Mark Ford

From Teeka Tiwari, editor, The Palm Beach Letter: Regardless of the price of gold, producing mines have very high fixed costs. They include salaries, rents, utilities, and other operating costs to keep a business up and running.

When gold prices are very low, high fixed costs can cause devastating losses for miners. But the blade cuts both ways… When gold prices are high, profits skyrocket.

Here’s an example of how operating leverage works… We’ll use a hypothetical company called “Gold Inc.”

Let’s assume it costs Gold Inc. $900 to produce one ounce of gold. And let’s assume Gold Inc. mines 200,000 ounces of gold per year. We’ll set the company’s fixed cost at $30 million per year (salaries, rents, utilities, etc.).

Based on those numbers, the company’s production costs would be $180 million per year (200,000 times 900).

Now, let’s say the price of gold is at $1,150 per ounce.

If Gold Inc. sells 200,000 ounces of gold at $1,150 per ounce, it would generate $230 million in revenue. To get its operating profit, you would subtract production costs ($180 million) from revenues ($230 million).

That would give Gold Inc. $50 million in operating profits.

Next, we’ll get the company’s pretax income. To do that, you’d subtract fixed costs ($30 million) from operating profits ($50 million).

At a fixed cost of $30 million annually, Gold Inc. would generate $20 million in pretax income.
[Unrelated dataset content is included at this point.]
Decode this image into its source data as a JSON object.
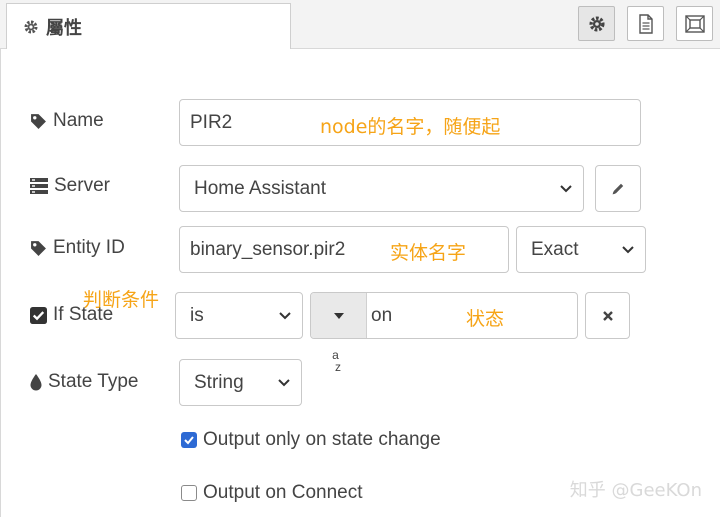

Remember, that’s with gold trading at $1,150 per ounce.

Now, what if gold jumps about 22% to $1,400 per ounce?

A 22% move up in gold would increase Gold Inc.’s revenues to $280 million per year (200,000 times 1,400).

It still costs Gold Inc. $180 million to mine 200,000 ounces of gold. But with revenues now at $280 million, operating profit increases to $100 million.

That’s a 100% increase in operating profit from when gold was at $1,150.

But here’s where operating leverage comes in…

Remember, fixed costs remain at $30 million. They don’t change. But the company’s operating profit has increased to $100 million.

When you subtract fixed costs of $30 million from the new operating profit of $100 million, you get pretax income of $70 million.

So, a 22% increase in the price of gold can lead to a 250% increase in Gold Inc.’s pretax income (see table below).

That, my friends, is the power of operating leverage.


Reeves’ Note: In the first-ever issue of Palm Beach Confidential, Teeka recommends a tiny, unique security that enjoys all of the operating leverage of a gold miner—without taking on the operating risk.

The company sports one of the most ingenious business models ever devised… which means its cost per ounce of gold is under $300. Gold’s now trading at over $1,300 per ounce… and rising.

That’s why Teeka says investors have a legitimate chance to make 838% returns on this security over the coming years.